Jeweler Bruce Gumer, Louisville, Ky., would agree. A decade ago, he wanted to “fill a void in the mid-price market for people who want a gold watch.” He sought a brand with mint-quality 14k watches, but, to reduce competition, it had to be relatively unknown in Kentucky. He couldn’t find one. Now, a Northeast firm makes his strong-selling Gumer & Co. watches (with 10-year warranty).

Money and quality. For many jewelers, private labels not only promote their stores but also boost profits. One in five tell JCK that 20% to 30% of their annual revenues come from private-label wares, while one in four attributes 50% or more of their business to it. David Nygaard estimates that private-label items have increased his gross annual margin by 30%. Bruce Gumer says, “We probably have 20 new people a month come in who’ve heard about our jewelry from friends or asked someone about their Gumer watch. Our reputation for private-label rings, watches, and custom jewelry probably adds 7% to 10% to business annually.”

Private-label merchandise also helps jewelers address quality issues. “Many people are looking for [quality in jewelry] and not finding it, because many jewelry makers now use mass-production methods or have items made overseas, and the quality control isn’t there,” says Arthur Gordon.

With private label wares, jewelers have “more control, from quality to our ability to better service what we sell, particularly watches,” agrees Nygaard.

Many jewelers say the attention they give private-label products ensures that customers get more value for their money—and keep coming back. “We don’t use cheap materials in our jewelry,” says Elisabeth Parker. “But when someone spends $1,000 on our CAPI [“Curt A. Parker Inc.”] jewelry, they get a better value” than comparatively priced brand jewelry. “We eliminate intermediaries [whose costs push up prices]. We’re the original maker and seller.”

“In my business, I try to live by the Golden Rule,” says jeweler Michael George. “I want people to feel comfortable in my store, to know they’ll find good value, integrity, and something different. And that’s why we’re constantly developing our private-label branding.”

Increased sales vs. decreased sales of private-label items
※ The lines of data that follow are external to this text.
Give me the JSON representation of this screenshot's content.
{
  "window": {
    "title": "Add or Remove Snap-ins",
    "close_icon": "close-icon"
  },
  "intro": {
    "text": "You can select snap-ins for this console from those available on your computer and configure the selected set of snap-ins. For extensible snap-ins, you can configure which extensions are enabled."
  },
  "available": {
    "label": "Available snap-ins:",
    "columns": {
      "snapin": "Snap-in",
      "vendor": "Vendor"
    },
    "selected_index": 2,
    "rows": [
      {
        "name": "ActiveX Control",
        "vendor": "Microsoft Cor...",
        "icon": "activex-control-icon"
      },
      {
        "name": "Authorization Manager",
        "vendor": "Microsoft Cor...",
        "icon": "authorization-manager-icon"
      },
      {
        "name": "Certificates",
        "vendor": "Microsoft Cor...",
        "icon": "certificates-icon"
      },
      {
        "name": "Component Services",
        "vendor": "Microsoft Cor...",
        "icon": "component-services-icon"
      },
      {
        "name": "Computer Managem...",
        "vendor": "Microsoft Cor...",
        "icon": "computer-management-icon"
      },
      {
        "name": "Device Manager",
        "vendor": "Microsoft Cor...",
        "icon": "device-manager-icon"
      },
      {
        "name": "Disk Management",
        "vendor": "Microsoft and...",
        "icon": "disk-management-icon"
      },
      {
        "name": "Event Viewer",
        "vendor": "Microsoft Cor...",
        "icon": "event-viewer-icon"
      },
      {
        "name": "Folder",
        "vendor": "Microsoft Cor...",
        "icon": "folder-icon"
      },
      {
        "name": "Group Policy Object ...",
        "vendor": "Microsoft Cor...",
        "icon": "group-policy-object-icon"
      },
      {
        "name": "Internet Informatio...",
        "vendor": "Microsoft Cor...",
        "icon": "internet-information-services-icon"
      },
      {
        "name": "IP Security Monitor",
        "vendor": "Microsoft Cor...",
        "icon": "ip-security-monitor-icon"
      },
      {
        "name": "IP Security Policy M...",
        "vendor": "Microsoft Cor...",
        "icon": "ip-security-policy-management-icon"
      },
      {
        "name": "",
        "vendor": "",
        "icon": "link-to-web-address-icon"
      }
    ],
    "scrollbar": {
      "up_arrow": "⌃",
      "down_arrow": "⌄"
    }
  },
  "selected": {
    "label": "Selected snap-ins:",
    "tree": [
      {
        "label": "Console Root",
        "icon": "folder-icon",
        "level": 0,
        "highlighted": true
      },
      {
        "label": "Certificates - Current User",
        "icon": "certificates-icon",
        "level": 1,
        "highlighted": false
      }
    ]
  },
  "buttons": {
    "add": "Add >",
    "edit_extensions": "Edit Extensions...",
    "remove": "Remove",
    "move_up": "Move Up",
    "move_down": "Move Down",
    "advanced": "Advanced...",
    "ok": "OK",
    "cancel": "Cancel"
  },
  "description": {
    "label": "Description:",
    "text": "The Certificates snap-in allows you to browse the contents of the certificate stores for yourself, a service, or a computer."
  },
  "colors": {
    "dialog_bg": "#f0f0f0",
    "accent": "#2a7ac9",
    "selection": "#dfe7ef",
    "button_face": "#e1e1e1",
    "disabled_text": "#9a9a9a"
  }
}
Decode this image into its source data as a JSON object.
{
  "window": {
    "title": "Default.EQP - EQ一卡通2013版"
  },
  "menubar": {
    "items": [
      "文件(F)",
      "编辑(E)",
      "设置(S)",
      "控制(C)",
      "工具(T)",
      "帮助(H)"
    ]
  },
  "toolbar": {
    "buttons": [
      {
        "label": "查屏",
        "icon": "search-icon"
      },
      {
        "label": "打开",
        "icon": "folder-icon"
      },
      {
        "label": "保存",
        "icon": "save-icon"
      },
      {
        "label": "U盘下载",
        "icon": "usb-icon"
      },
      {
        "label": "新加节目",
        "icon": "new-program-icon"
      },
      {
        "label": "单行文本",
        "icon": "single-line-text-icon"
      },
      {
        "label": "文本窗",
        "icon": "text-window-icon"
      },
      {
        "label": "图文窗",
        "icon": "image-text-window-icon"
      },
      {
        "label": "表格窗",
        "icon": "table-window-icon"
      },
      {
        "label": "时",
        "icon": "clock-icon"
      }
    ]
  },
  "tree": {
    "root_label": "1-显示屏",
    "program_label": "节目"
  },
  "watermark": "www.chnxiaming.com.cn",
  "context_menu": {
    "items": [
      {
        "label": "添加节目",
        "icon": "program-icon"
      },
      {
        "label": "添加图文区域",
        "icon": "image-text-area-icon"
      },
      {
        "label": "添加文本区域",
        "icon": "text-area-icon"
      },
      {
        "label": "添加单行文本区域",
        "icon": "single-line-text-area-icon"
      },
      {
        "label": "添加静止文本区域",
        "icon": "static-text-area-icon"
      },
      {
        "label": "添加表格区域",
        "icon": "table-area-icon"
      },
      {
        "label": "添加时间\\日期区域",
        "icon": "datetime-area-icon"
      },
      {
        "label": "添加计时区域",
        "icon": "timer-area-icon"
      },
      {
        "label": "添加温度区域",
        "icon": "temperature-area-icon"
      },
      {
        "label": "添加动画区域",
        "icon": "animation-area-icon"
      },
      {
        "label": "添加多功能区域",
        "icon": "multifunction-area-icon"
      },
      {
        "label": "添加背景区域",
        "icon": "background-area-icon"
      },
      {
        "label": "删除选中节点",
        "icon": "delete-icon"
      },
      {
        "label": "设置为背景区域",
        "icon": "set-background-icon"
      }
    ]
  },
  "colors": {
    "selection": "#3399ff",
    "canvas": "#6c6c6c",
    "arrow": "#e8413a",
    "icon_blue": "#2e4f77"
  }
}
Source: JCK October 2003 Retail Panel
Percentage of Jewelers Responding to Survey
Increase Decrease Unchanged
Change during last two years 46% 2% 52%
Expected change in year ahead 61% 1% 38%